### ACTIVITY
A verbatim copy of the entries is the required answer.

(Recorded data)

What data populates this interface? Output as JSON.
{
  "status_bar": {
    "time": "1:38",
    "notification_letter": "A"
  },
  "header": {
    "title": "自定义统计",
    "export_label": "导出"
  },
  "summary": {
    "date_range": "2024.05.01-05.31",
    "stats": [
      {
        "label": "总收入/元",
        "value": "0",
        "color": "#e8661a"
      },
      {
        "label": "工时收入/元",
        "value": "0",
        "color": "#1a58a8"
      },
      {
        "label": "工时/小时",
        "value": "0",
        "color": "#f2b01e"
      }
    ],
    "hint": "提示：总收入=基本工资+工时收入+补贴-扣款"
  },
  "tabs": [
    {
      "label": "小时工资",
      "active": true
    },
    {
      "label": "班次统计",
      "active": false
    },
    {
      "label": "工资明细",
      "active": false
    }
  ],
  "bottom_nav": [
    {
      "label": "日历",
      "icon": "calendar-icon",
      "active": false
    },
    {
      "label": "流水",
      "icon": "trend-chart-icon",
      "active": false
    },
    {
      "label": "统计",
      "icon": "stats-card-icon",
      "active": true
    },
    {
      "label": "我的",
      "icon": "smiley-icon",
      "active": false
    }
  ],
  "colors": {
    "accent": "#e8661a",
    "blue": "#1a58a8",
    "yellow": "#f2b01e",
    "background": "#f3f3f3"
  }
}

### COMPLETED TASK
What data populates this interface? Output as JSON.
{
  "status_bar": {
    "time": "1:38",
    "notification_letter": "A"
  },
  "header": {
    "title": "自定义统计",
    "export_label": "导出"
  },
  "summary": {
    "date_range": "2024.05.01-05.31",
    "stats": [
      {
        "label": "总收入/元",
        "value": "0",
        "color": "#e8661a"
      },
      {
        "label": "工时收入/元",
        "value": "0",
        "color": "#1a58a8"
      },
      {
        "label": "工时/小时",
        "value": "0",
        "color": "#f2b01e"
      }
    ],
    "hint": "提示：总收入=基本工资+工时收入+补贴-扣款"
  },
  "tabs": [
    {
      "label": "小时工资",
      "active": true
    },
    {
      "label": "班次统计",
      "active": false
    },
    {
      "label": "工资明细",
      "active": false
    }
  ],
  "bottom_nav": [
    {
      "label": "日历",
      "icon": "calendar-icon",
      "active": false
    },
    {
      "label": "流水",
      "icon": "trend-chart-icon",
      "active": false
    },
    {
      "label": "统计",
      "icon": "stats-card-icon",
      "active": true
    },
    {
      "label": "我的",
      "icon": "smiley-icon",
      "active": false
    }
  ],
  "colors": {
    "accent": "#e8661a",
    "blue": "#1a58a8",
    "yellow": "#f2b01e",
    "background": "#f3f3f3"
  }
}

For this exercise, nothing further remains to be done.